This report examines current and past mechanisms and levers that enable and hinder accountability for health inequalities and analyses whether these accountability processes are sufficient to reduce health inequalities. It provides proposals to improve accountability for health inequalities across Integrated Care Systems (ICSs).
Views were gathered from senior managers in the NHS in England with experience and expertise in health inequalities. In addition, we reviewed policy documents and relevant grey and academic publications to inform our assessment of past and current accountability mechanisms.
Existing NHS England tools and approaches are likely to increase actions on healthcare inequalities however, they are unlikely to increase accountabilities. Many local areas have taken the initiative and created their own actions to address inequalities, and whilst this leadership is admirable, leaving actions to local leadership is not sufficient, and can risk some areas not taking effective action.
The report finds the NHS does not have all of the levers to address the causes of health inequalities, which are found outside the health system. Nonetheless, improving accountability mechanisms in the NHS to reduce inequalities is needed, in addition to other actions, such as increasing investment and policy implementation and implementing a broad, cross-sector approach – all of these actions will reduce inequalities in the social determinants of health.

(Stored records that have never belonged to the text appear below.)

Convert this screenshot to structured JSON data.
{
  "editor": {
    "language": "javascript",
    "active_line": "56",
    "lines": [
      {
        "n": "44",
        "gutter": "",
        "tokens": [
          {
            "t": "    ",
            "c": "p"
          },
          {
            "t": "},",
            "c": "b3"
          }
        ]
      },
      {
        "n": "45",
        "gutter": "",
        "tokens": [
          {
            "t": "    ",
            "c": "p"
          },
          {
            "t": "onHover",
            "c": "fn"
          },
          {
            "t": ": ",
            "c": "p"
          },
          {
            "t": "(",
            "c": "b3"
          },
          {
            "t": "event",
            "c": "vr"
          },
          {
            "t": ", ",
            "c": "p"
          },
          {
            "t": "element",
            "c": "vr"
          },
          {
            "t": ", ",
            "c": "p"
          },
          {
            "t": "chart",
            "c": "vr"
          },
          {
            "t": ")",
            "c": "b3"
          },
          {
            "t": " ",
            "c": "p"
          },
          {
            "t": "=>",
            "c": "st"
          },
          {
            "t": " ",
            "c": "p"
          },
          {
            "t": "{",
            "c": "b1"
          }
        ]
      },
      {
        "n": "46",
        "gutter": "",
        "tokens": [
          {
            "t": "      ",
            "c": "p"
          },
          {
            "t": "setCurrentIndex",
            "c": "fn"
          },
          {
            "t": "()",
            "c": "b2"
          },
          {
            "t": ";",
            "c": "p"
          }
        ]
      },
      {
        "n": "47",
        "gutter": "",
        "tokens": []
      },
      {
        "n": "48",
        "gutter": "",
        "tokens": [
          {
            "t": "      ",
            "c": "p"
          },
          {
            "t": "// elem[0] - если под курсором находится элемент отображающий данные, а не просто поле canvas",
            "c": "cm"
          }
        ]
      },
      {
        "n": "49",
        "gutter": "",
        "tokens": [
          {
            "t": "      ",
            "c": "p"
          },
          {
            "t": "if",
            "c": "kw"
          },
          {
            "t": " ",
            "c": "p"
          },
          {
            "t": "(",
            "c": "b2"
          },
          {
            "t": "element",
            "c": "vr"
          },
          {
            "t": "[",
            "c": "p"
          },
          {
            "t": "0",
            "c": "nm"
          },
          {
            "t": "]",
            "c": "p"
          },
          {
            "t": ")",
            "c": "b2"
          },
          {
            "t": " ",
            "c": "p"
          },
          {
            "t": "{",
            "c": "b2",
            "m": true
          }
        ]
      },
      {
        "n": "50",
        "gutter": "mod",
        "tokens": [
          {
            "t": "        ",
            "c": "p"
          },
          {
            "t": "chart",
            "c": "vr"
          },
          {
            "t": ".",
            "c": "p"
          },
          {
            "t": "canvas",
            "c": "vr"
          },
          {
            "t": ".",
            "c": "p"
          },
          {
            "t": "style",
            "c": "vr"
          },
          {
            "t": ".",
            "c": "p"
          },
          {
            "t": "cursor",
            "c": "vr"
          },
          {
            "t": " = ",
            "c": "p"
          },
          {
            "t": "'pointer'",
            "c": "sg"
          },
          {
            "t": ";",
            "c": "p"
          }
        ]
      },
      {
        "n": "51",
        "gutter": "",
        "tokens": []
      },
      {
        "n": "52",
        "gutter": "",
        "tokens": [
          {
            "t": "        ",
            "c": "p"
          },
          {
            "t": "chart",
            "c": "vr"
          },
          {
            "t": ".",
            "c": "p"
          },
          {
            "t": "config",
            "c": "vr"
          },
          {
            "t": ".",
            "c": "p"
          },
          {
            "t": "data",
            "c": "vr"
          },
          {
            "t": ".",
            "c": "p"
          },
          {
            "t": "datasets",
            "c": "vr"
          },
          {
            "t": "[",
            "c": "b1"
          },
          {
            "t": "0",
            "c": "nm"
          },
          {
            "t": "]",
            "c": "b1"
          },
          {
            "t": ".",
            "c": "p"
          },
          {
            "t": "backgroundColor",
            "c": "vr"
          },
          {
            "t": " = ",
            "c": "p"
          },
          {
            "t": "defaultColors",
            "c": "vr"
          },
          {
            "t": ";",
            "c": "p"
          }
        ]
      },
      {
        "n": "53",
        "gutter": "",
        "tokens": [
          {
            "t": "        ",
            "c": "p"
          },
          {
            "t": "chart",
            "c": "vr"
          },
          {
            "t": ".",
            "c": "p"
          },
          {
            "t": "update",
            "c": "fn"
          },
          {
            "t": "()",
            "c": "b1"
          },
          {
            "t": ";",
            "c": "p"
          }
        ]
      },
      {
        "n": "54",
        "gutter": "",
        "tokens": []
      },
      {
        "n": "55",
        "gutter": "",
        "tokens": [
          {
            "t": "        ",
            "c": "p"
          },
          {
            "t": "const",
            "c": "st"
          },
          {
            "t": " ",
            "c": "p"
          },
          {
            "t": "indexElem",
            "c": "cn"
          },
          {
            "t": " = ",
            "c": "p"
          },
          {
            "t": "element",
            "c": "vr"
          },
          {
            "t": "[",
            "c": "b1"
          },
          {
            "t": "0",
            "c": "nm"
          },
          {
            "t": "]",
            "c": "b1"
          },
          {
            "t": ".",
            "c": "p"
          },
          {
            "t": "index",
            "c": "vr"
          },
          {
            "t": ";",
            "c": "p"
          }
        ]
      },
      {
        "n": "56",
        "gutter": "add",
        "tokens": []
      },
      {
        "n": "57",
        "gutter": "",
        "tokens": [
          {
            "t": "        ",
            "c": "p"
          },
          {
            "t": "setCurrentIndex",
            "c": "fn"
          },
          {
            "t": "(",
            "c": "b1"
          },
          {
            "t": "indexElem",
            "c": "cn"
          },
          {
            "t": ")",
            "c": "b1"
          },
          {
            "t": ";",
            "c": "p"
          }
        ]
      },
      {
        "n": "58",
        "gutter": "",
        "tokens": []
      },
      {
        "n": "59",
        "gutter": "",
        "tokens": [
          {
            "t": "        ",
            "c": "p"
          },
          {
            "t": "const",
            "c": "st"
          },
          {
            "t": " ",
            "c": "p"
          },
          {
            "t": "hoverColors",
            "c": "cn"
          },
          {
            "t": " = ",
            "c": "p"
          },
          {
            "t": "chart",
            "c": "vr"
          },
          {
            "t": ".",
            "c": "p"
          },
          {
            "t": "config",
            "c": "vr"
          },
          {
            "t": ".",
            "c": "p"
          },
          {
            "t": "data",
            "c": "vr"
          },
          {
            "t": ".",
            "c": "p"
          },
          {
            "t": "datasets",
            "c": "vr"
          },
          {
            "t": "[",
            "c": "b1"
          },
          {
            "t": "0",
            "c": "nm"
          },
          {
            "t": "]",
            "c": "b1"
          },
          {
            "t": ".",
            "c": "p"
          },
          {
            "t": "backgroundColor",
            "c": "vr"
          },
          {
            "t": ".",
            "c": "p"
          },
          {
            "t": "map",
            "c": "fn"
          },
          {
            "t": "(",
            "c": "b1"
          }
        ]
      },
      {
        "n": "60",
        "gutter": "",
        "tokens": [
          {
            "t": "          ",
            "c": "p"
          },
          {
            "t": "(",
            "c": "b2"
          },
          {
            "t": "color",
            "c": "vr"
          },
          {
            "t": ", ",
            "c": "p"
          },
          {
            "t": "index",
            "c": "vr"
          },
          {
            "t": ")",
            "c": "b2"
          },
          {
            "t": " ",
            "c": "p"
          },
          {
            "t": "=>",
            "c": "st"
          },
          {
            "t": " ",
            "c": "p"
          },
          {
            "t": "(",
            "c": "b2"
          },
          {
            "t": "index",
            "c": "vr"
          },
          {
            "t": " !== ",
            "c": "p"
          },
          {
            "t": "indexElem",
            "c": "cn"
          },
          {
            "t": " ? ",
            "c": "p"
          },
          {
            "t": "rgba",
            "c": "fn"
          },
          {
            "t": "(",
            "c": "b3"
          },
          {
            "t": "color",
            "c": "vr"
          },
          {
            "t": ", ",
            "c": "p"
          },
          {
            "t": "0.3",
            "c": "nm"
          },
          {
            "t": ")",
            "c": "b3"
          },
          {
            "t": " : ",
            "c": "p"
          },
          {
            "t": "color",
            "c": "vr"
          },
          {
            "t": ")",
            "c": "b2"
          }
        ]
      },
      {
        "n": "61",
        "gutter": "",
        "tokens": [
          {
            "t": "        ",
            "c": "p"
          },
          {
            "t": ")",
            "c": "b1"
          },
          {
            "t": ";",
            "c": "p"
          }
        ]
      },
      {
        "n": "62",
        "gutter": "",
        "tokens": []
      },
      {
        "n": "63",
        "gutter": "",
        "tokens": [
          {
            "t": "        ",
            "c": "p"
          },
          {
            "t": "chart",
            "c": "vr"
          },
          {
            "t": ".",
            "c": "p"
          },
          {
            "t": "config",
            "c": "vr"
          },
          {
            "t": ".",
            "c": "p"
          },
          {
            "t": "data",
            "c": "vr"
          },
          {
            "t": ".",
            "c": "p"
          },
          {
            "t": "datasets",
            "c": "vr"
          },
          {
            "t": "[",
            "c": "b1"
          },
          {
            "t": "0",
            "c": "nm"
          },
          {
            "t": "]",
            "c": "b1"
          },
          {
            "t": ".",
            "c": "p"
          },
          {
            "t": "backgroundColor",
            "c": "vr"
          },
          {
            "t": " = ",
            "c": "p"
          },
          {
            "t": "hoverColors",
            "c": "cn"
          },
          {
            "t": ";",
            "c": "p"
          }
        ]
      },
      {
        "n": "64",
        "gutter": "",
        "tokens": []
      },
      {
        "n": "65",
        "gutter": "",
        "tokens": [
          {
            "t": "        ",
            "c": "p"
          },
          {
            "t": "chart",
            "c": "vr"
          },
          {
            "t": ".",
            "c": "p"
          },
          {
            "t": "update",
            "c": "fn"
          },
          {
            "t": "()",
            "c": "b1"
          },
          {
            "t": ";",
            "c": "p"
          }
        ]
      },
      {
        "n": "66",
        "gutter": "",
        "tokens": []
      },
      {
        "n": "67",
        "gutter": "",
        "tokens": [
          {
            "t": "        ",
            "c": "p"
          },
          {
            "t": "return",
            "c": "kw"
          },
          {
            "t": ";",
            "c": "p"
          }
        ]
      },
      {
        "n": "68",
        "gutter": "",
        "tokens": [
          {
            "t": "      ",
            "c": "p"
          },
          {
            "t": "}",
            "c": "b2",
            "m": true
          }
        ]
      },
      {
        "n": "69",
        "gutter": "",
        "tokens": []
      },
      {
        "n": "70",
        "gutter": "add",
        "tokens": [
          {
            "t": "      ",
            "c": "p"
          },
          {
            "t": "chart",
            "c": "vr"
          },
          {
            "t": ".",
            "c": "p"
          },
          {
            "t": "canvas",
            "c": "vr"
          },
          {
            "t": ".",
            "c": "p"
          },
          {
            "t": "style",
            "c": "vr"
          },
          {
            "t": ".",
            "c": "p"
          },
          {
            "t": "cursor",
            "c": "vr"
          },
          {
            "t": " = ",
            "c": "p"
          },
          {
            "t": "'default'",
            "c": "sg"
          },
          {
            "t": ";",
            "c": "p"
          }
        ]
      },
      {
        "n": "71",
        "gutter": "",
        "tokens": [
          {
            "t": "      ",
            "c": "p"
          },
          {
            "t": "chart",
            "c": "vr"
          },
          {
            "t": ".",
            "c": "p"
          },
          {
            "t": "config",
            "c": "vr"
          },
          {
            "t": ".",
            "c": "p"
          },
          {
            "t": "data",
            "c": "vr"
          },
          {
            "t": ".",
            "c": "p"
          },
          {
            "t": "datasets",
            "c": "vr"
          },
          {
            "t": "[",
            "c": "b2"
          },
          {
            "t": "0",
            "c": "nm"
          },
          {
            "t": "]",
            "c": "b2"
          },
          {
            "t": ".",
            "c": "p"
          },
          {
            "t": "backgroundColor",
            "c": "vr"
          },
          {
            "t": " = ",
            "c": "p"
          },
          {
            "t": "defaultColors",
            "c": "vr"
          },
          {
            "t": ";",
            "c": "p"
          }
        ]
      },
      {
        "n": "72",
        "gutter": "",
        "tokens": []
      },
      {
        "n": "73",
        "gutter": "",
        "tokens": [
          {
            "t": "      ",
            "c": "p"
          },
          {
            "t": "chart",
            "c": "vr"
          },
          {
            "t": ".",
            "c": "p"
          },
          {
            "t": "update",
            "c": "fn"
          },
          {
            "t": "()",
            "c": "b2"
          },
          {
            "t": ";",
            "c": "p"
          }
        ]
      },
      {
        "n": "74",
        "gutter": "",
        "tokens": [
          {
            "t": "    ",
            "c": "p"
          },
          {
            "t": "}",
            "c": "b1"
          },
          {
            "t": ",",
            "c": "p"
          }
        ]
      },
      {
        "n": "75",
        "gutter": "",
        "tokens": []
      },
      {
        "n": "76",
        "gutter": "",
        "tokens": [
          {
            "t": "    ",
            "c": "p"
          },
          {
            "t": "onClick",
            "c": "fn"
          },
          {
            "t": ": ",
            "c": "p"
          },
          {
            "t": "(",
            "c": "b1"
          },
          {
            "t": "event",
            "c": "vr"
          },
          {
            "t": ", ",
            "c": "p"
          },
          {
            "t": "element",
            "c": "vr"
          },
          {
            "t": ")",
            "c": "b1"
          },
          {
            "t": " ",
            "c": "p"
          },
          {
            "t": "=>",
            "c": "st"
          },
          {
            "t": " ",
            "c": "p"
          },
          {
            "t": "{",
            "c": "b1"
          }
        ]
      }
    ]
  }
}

Professor David Hunter of Newcastle University, an expert with copious experience and research knowledge about NHS structures, reflects in the blog on the findings from the Improving Accountability in the NHS report.